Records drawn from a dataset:
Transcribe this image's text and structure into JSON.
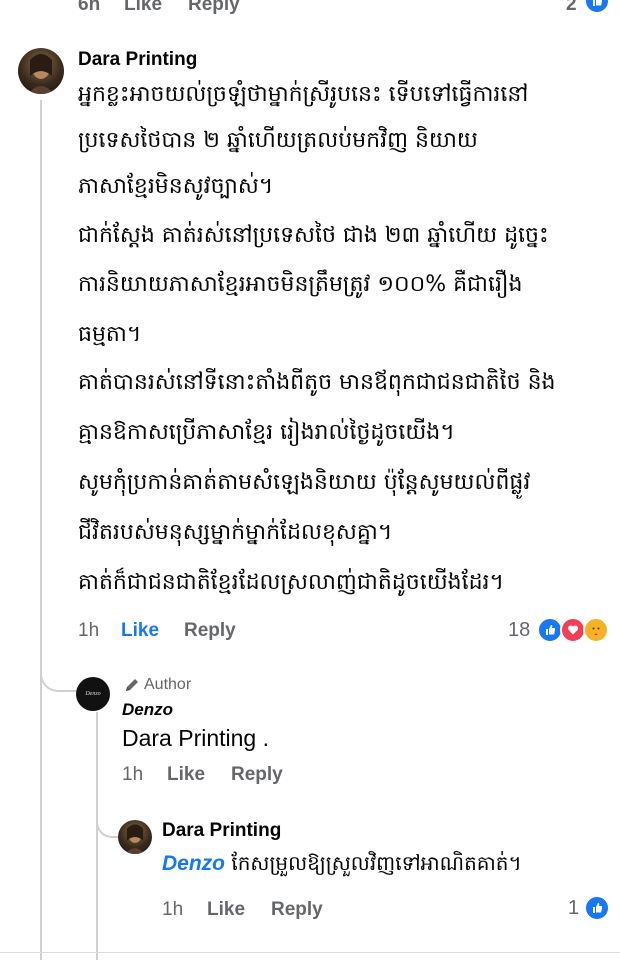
{
  "top_bar": {
    "time": "6h",
    "like": "Like",
    "reply": "Reply",
    "reaction_count": "2"
  },
  "comment": {
    "author": "Dara Printing",
    "lines": [
      "អ្នកខ្លះអាចយល់ច្រឡំថាម្នាក់ស្រីរូបនេះ ទើបទៅធ្វើការនៅ",
      "ប្រទេសថៃបាន ២ ឆ្នាំហើយត្រលប់មកវិញ និយាយ",
      "ភាសាខ្មែរមិនសូវច្បាស់។",
      "ជាក់ស្តែង គាត់រស់នៅប្រទេសថៃ ជាង ២៣ ឆ្នាំហើយ ដូច្នេះ",
      "ការនិយាយភាសាខ្មែរអាចមិនត្រឹមត្រូវ ១០០% គឺជារឿង",
      "ធម្មតា។",
      "គាត់បានរស់នៅទីនោះតាំងពីតូច មានឪពុកជាជនជាតិថៃ និង",
      "គ្មានឱកាសប្រើភាសាខ្មែរ រៀងរាល់ថ្ងៃដូចយើង។",
      "សូមកុំប្រកាន់គាត់តាមសំឡេងនិយាយ ប៉ុន្តែសូមយល់ពីផ្លូវ",
      "ជីវិតរបស់មនុស្សម្នាក់ម្នាក់ដែលខុសគ្នា។",
      "គាត់ក៏ជាជនជាតិខ្មែរដែលស្រលាញ់ជាតិដូចយើងដែរ។"
    ],
    "time": "1h",
    "like": "Like",
    "reply": "Reply",
    "reaction_count": "18"
  },
  "reply1": {
    "badge": "Author",
    "author": "Denzo",
    "avatar_text": "Denzo",
    "text": "Dara Printing .",
    "time": "1h",
    "like": "Like",
    "reply": "Reply"
  },
  "reply2": {
    "author": "Dara Printing",
    "mention": "Denzo",
    "text": " កែសម្រួលឱ្យស្រួលវិញទៅអាណិតគាត់។",
    "time": "1h",
    "like": "Like",
    "reply": "Reply",
    "reaction_count": "1"
  }
}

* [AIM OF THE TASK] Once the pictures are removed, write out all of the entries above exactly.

* [OUTPUT FOR THIS EXERCISE]
Transcribe this image's text and structure into JSON.
{
  "top_bar": {
    "time": "6h",
    "like": "Like",
    "reply": "Reply",
    "reaction_count": "2"
  },
  "comment": {
    "author": "Dara Printing",
    "lines": [
      "អ្នកខ្លះអាចយល់ច្រឡំថាម្នាក់ស្រីរូបនេះ ទើបទៅធ្វើការនៅ",
      "ប្រទេសថៃបាន ២ ឆ្នាំហើយត្រលប់មកវិញ និយាយ",
      "ភាសាខ្មែរមិនសូវច្បាស់។",
      "ជាក់ស្តែង គាត់រស់នៅប្រទេសថៃ ជាង ២៣ ឆ្នាំហើយ ដូច្នេះ",
      "ការនិយាយភាសាខ្មែរអាចមិនត្រឹមត្រូវ ១០០% គឺជារឿង",
      "ធម្មតា។",
      "គាត់បានរស់នៅទីនោះតាំងពីតូច មានឪពុកជាជនជាតិថៃ និង",
      "គ្មានឱកាសប្រើភាសាខ្មែរ រៀងរាល់ថ្ងៃដូចយើង។",
      "សូមកុំប្រកាន់គាត់តាមសំឡេងនិយាយ ប៉ុន្តែសូមយល់ពីផ្លូវ",
      "ជីវិតរបស់មនុស្សម្នាក់ម្នាក់ដែលខុសគ្នា។",
      "គាត់ក៏ជាជនជាតិខ្មែរដែលស្រលាញ់ជាតិដូចយើងដែរ។"
    ],
    "time": "1h",
    "like": "Like",
    "reply": "Reply",
    "reaction_count": "18"
  },
  "reply1": {
    "badge": "Author",
    "author": "Denzo",
    "avatar_text": "Denzo",
    "text": "Dara Printing .",
    "time": "1h",
    "like": "Like",
    "reply": "Reply"
  },
  "reply2": {
    "author": "Dara Printing",
    "mention": "Denzo",
    "text": " កែសម្រួលឱ្យស្រួលវិញទៅអាណិតគាត់។",
    "time": "1h",
    "like": "Like",
    "reply": "Reply",
    "reaction_count": "1"
  }
}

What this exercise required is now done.